Quick Tip to Better Your Posture
Counter all the forward slumping over your desk/keyboard and stand with your back against a wall. Start with your heels touching the wall. Try to notice what parts of your body are in alignment. Do your calves also touch the wall? Does your butt touch? Where does your back hit the wall? Is it just your shoulderblades touching? How much space is between the back of your shoulder and the wall? Can you get the back of your head to comfortably rest against the wall?
It’s hard not to keep talking about posture, but it is one of the most important factors that contributes to your overall health. Something as simple as how your body is aligned throughout the day can make a major difference in the amount of blood flow and oxygen going to various parts of your body including your brain, affect your energy level, and put you at risk for other musculoskeletal injuries. See the article, “How to do an Ergonomic Assessment of Your Workspace” to get a good start on improving your work environment and sitting posture.
The illusive correct posture is something that in actuality varies greatly with different body types. What is important is that you find the correct posture for your body type. Ideally when standing comfortably against a wall with your head facing straight ahead, you want your heels, calves, butt, most of your back, and the back of your head to touch the wall while you still feel balanced and are not leaning or straining to make things touch. Having the normal anterior-posterior curvature in your spine is very crucial for shock absorption. So, while military posture may look correct, and your parents may have told you to stand like a soldier, it is good for your body to allow the natural curvature of the spine to take place.
Notice the position of the head in all the different types of posture. Do you find yourself looking down constantly and/ slumping while at your desk. Many poor sitting postures carry over to standing postures and vice versa.

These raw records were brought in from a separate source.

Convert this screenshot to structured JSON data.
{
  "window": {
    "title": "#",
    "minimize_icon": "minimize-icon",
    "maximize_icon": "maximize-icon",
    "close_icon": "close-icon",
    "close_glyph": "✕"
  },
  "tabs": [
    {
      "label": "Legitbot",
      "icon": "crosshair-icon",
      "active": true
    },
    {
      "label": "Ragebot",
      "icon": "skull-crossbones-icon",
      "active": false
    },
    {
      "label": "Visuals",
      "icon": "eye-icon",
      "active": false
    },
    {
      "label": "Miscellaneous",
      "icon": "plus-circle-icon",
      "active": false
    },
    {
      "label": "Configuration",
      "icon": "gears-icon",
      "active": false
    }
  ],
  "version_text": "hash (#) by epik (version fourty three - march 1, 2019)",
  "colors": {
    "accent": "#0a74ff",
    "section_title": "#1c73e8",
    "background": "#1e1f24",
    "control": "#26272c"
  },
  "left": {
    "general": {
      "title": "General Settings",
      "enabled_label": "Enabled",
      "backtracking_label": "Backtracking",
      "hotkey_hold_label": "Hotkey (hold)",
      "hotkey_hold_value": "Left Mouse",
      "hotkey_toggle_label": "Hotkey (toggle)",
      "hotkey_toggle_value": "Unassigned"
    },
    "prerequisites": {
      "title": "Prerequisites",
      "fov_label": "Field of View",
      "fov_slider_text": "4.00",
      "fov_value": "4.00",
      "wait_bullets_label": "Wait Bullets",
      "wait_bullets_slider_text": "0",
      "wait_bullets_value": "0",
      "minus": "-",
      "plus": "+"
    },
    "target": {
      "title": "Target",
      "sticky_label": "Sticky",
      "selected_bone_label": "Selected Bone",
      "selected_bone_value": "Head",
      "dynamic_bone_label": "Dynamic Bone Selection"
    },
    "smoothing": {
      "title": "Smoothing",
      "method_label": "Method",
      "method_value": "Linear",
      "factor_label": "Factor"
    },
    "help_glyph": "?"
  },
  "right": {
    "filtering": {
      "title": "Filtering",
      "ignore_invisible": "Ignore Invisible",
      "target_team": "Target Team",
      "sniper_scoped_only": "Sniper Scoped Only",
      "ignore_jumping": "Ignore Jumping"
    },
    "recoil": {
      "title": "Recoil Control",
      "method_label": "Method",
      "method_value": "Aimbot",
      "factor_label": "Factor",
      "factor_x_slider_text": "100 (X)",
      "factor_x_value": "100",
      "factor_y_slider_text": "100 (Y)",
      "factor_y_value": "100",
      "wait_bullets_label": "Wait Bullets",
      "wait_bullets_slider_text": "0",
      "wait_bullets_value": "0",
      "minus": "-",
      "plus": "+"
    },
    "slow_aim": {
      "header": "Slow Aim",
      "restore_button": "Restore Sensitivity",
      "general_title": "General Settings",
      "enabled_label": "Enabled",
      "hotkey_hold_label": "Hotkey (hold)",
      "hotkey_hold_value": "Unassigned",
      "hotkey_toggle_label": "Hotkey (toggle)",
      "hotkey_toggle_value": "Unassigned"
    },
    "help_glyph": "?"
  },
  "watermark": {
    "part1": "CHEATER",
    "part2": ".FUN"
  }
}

Correct Your Posture
There are a few simple exercises that can really make a difference in your alignment and help change your posture. The first place I would address is your head and neck. If your head is really far from touching that wall, it is time to start doing “Chin Tucks” to reverse what is called forward head posture.

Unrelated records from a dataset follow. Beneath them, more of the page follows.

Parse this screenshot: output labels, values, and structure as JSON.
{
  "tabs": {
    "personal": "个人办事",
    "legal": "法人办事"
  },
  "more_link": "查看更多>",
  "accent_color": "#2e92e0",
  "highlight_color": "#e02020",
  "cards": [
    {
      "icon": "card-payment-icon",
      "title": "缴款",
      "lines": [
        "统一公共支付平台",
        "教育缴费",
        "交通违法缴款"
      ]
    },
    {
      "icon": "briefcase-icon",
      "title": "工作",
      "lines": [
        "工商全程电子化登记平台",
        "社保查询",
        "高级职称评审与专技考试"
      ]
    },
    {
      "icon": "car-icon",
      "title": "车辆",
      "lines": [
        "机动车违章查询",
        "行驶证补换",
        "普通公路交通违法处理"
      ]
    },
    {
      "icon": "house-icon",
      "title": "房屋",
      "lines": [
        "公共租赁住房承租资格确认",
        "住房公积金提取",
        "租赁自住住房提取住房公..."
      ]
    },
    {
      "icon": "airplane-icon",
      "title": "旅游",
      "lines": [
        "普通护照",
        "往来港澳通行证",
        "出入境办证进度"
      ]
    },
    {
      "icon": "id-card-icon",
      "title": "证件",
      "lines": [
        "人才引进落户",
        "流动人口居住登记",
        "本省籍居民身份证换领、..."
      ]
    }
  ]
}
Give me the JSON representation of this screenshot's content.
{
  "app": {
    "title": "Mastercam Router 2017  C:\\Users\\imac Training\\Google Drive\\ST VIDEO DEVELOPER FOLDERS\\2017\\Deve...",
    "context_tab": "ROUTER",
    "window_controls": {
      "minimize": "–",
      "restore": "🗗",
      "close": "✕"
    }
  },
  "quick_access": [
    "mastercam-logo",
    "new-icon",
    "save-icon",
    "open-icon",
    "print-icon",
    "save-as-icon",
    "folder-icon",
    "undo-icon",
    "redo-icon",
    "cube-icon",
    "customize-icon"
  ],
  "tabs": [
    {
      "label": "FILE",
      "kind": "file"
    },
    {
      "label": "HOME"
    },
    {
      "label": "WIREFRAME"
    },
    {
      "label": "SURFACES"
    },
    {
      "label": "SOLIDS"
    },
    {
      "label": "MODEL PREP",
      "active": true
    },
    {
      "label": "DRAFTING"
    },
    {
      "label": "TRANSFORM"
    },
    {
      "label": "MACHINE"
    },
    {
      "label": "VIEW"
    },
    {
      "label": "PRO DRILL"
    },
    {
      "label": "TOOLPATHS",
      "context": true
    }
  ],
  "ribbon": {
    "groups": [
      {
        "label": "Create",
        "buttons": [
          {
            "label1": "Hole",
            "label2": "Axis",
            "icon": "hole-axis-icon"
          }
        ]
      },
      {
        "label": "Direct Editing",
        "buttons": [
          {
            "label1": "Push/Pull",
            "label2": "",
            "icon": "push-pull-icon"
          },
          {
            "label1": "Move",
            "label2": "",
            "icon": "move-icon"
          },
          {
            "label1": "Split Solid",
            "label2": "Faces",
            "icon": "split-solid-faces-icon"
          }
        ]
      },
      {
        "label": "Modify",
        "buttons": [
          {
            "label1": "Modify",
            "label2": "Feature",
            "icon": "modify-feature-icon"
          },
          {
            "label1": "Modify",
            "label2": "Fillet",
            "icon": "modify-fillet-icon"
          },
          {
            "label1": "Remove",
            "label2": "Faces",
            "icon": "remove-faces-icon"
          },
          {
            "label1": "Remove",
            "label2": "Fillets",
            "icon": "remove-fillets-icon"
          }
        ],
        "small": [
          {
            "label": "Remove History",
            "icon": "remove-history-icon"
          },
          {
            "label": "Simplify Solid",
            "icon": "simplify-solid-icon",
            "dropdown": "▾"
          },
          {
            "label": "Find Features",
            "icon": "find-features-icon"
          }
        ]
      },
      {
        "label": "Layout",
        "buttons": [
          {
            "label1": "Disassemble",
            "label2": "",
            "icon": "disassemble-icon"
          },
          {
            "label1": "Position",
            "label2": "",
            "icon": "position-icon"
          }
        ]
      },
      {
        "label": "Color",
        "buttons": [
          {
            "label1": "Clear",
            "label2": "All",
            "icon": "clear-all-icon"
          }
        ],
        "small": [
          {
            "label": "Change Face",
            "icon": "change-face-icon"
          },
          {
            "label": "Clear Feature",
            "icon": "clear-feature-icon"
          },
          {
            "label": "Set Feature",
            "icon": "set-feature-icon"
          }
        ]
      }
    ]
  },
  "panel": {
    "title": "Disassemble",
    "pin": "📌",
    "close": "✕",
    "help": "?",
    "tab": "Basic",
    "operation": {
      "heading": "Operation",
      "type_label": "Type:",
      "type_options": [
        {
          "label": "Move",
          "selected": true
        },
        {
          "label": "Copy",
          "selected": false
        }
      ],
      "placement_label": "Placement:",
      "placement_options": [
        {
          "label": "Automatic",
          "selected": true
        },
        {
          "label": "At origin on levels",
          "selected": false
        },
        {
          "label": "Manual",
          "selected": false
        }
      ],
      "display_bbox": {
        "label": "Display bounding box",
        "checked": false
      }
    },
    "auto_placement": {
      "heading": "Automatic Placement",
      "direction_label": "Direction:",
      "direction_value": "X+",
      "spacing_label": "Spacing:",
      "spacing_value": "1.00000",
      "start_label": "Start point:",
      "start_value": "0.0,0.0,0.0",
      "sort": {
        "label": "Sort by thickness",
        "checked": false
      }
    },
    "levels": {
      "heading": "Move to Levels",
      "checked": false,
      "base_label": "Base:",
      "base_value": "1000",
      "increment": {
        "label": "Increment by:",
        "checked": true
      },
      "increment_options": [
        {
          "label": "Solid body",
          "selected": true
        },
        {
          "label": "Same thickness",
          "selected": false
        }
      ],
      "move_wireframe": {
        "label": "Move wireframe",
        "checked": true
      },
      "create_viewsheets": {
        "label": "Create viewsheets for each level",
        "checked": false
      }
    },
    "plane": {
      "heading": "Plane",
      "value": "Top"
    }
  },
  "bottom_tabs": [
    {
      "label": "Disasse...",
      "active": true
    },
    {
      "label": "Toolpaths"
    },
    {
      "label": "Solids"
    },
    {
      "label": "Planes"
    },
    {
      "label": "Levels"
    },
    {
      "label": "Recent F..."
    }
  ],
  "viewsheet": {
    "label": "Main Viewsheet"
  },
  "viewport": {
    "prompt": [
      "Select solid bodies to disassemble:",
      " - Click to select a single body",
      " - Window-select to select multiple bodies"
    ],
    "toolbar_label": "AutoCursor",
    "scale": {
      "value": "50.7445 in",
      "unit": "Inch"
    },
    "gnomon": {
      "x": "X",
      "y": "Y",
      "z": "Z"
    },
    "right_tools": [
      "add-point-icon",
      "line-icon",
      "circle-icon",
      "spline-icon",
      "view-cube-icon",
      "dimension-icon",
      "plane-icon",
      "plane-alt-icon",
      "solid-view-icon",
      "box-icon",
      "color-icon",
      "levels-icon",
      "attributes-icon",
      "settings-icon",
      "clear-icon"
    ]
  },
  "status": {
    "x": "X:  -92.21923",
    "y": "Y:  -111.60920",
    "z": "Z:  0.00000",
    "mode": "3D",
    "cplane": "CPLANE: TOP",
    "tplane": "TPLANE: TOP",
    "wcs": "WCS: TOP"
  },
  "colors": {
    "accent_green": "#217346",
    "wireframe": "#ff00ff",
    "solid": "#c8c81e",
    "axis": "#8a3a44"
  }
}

- Chin Tucks. Start with your head in a neutral position. Then use your finger to guide your chin back into your neck. Try to make as many chin folds as you can by going straight back. It is important to note that you are not flexing the neck. Hold this position for 10 seconds, relax, then repeat again. I find the best place to get my chin tucks in is at red lights. Sit up tall in your seat and get a couple in as you wait for the light to change. This simple exercise is also great if you feel a headache coming on. Cervical (neck) posture has great influence over the amount of blood flow to your brain and can be a factor in tension headaches and feeling tired.
- Scapular Squeezes. In addition to working on your neck muscles, it is a good idea to strengthen the muscles between your shoulder blades. These tend to get weak, especially if you have rounded shoulders or hunch over a desk. Again, you want to sit up tall, relax your shoulders so that your traps are not elevating your shoulders, then squeeze your shoulders together from the middle of your back. You should feel this in your rhomboids. Take breaks throughout your day to stretch, strengthen and improve your posture.